▶ What needs to be done: Give the number of lines in the entries that contain "content". State only the count.

▶ Provided data:
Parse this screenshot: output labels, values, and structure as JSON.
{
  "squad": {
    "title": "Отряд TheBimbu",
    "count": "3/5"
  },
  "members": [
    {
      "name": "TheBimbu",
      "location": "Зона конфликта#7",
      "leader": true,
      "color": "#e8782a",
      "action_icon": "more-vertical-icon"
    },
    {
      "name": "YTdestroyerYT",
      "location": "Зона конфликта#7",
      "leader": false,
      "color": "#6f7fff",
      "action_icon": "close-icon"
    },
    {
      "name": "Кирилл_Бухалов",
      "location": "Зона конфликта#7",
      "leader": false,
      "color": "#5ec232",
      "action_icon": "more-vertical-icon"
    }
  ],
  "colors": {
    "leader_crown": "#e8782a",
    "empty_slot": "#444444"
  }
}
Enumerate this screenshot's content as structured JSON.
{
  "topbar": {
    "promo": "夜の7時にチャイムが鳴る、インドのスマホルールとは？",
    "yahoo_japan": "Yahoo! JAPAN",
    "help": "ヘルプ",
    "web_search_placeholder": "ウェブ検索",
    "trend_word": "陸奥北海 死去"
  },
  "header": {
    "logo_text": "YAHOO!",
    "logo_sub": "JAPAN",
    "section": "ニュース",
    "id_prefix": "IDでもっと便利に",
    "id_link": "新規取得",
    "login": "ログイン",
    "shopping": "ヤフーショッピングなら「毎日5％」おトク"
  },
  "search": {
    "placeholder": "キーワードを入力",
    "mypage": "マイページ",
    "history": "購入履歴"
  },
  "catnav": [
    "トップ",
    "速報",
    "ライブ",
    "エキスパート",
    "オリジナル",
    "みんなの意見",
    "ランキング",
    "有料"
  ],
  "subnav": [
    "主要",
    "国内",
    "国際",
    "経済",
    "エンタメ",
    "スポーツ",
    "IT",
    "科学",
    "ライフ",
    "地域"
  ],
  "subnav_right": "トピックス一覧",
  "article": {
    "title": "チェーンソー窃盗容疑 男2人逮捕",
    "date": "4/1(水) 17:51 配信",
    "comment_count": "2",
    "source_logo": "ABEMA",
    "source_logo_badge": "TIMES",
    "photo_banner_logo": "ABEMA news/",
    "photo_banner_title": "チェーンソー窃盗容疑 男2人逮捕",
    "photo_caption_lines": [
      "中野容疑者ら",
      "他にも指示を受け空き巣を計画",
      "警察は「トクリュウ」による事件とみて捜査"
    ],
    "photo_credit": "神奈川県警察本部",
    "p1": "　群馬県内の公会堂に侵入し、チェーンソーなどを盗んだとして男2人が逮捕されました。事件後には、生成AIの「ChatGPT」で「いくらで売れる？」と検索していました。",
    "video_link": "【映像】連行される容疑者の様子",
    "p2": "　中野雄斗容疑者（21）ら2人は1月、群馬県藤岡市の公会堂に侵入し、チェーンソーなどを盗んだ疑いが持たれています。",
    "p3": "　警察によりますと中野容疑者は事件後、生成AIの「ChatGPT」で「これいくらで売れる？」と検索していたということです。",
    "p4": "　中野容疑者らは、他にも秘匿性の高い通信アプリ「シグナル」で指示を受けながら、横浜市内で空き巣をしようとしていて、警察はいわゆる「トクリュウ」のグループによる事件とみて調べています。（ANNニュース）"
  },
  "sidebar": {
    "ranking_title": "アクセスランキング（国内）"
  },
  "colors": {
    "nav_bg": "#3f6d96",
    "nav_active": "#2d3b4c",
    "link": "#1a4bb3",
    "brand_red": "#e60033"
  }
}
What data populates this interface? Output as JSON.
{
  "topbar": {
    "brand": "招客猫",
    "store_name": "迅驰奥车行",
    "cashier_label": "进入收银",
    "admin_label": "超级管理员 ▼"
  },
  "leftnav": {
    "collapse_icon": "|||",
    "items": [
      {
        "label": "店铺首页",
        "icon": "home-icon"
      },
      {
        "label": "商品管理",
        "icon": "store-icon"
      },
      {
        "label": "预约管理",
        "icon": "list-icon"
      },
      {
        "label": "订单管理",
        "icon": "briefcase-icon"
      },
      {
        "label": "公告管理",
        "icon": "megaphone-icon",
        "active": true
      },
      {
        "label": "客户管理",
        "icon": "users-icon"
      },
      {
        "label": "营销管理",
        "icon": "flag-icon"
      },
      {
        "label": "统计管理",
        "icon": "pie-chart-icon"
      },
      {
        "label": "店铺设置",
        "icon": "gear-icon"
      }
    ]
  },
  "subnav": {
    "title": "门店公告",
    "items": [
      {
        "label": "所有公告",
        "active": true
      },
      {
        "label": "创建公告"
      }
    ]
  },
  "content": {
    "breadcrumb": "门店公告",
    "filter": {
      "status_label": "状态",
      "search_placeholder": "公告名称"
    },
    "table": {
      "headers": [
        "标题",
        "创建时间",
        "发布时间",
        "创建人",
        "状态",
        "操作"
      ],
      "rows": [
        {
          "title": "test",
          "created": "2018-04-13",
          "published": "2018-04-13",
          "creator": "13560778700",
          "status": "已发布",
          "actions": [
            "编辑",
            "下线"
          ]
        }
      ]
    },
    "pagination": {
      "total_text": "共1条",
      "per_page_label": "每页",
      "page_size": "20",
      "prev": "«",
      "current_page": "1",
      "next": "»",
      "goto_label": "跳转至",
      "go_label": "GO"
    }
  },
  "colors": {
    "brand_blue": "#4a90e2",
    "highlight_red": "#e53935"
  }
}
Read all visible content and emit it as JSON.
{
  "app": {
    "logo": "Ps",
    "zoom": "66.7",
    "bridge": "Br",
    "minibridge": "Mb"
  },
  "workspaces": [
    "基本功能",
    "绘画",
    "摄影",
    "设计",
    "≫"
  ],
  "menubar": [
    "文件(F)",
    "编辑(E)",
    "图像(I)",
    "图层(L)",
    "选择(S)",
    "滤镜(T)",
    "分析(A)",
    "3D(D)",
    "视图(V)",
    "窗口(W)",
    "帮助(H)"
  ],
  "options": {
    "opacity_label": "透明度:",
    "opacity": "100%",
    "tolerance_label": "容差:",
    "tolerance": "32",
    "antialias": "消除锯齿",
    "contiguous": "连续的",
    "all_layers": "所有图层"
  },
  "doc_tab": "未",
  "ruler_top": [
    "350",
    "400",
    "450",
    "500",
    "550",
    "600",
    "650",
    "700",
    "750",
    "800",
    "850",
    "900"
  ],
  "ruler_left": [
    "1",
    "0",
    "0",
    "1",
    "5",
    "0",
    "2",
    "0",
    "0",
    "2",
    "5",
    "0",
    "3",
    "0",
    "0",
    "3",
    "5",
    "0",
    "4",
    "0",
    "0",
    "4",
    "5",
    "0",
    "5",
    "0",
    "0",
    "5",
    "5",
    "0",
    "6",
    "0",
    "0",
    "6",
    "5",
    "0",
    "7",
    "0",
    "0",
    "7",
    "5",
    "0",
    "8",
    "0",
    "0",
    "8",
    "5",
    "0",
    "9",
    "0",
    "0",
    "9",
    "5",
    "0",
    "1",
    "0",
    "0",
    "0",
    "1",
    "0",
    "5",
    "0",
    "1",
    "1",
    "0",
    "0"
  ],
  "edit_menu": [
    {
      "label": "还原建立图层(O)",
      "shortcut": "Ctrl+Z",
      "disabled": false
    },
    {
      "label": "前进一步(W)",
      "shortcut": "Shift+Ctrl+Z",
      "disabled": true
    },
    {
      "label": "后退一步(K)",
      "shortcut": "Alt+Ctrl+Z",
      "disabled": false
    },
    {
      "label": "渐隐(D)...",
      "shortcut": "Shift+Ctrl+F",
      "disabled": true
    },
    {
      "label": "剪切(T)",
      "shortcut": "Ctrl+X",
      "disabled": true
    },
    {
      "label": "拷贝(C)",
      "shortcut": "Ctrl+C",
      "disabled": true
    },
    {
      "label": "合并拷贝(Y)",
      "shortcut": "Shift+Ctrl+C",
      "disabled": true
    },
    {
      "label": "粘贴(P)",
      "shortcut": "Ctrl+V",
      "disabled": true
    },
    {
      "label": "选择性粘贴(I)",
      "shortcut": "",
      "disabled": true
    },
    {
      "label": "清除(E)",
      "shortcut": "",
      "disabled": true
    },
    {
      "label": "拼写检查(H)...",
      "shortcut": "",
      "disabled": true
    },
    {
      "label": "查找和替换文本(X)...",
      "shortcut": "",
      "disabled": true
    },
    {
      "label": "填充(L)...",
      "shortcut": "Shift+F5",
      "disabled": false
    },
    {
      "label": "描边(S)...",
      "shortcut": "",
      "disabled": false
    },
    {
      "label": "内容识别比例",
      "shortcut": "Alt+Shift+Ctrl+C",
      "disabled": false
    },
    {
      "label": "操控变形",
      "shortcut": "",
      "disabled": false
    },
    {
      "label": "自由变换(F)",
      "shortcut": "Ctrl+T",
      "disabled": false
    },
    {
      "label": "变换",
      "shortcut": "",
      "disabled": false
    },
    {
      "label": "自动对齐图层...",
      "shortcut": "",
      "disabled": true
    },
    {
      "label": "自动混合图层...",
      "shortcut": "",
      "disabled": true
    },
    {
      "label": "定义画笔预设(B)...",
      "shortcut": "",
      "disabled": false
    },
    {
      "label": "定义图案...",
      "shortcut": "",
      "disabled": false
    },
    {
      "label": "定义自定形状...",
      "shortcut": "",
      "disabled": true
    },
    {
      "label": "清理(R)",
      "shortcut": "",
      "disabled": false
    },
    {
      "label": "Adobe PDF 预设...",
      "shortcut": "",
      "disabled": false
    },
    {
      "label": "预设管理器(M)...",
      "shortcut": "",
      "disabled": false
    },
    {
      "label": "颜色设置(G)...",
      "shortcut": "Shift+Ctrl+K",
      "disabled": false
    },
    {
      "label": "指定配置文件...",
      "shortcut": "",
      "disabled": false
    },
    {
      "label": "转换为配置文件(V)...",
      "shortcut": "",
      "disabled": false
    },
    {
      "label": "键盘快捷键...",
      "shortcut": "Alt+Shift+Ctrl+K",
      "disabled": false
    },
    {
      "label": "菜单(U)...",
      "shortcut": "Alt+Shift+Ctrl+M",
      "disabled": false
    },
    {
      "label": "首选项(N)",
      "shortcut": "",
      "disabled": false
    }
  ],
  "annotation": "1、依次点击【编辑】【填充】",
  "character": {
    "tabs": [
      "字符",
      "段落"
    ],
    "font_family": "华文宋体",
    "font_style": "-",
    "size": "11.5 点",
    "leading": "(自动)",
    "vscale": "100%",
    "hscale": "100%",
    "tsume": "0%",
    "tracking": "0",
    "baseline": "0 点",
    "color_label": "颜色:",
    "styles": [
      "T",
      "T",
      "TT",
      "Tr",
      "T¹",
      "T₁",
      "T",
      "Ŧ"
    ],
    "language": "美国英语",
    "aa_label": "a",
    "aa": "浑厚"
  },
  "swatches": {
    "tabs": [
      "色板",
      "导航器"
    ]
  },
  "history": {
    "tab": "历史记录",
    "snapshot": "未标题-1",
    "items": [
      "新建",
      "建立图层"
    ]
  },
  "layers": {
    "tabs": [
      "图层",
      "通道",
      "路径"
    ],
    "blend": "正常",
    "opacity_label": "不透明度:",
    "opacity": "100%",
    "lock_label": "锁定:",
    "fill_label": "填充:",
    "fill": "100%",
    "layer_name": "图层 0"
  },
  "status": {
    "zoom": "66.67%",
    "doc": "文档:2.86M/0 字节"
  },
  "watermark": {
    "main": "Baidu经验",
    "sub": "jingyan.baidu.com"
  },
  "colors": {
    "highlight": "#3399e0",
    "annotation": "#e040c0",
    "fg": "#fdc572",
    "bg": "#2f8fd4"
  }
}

▶ Response area: 3